Detail from a rare publicity photo.
Photo: Jim Fowler
(Note: All the photos above are post and pre-production photos. For filming, the top of the flashgun was turned 180 degrees.)
This lightsaber originally belonged to Anakin Skywalker and was passed on to his son Luke by Obi-Wan Kenobi. It is of course made from the most well known Star Wars prop part, a Graflex 3-cell camera flash. This antique flash mounted on the side of a Graflex large format camera commonly carried by press photographers in the 1940's.
Graflex 3-Cell Flash Gun
Seven 3 5/8" long black handgrips were added to the bottom half of the flash. The exact identity of the grip material has yet to be determined, but recent revelations suggest hard black plastic T-track from old cupboards with sliding doors.

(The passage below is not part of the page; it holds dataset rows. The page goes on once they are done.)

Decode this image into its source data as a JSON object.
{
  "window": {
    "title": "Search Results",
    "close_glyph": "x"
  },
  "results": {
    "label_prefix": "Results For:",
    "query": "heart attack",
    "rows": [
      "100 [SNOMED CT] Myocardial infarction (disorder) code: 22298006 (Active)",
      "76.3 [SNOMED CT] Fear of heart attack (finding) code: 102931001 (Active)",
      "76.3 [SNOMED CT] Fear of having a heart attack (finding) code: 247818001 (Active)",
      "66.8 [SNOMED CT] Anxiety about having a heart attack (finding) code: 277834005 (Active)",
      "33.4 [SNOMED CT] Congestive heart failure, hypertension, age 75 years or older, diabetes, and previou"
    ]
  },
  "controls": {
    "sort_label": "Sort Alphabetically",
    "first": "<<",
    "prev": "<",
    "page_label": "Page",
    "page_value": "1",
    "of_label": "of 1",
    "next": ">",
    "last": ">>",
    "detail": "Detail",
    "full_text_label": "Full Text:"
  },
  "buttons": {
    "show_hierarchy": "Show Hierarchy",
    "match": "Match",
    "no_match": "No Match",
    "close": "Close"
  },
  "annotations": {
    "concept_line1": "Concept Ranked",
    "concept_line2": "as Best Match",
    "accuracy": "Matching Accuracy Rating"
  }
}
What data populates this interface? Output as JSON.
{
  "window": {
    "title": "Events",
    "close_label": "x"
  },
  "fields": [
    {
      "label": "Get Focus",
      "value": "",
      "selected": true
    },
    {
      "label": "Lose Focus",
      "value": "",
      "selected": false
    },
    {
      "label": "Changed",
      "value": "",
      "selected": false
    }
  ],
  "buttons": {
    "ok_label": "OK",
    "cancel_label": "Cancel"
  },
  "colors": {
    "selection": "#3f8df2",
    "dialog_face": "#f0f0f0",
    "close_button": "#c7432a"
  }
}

(Note: It was previously believed that the Skywalker saber had six grips due to the limited reference available and that Icons made their replica with six grips. This was recently proven incorrect. The Skywalker ESB version however does have six grips.)
In the middle of the flash is the mounting clamp that attached to the camera. Slid into this clamp is a Light Emitting Diode display bubble type lens from a vintage calculator. These lenses are 2 inch long clear strips with a row of convex lenses referred to as "bubbles" to magnify the glowing red LED numbers. The lenses used on the lightsaber props had seven bubbles. Very few calculators have 7 bubble lenses so far only two models are known, the Exactra 19 and the Exactra 20. These were introduced by Texas Instruments in 1974 and are referred to as 6 digit displays (only six of the spaces are used for numbers, the leftmost is for modifiers like a negative sign).
Texas Instruments Exactra 20 interior detail
Photo: Justin of World Famous Comics
The D-ring assembly on the bottom of the lightsaber was probably a single screw mount design common on many products of the time. It's unknown exactly how it was attached either by screw or rivet. It was mounted so that the D-ring hinged at the center of the flash bottom.
Type of D-ring Assembly Used
Part from EDC Studios
Note: The previous D-ring assembly we listed here was incorrect. That assembly matched the design used on the Icons replica Skywalker lightsaber, but not the one on the real prop. It seems Icons copied a D-ring assembly from a picture frame kit due to lack of reference for the real prop.
Click Here for Lightsaber Grip Spacing Templates
in the Downloads Section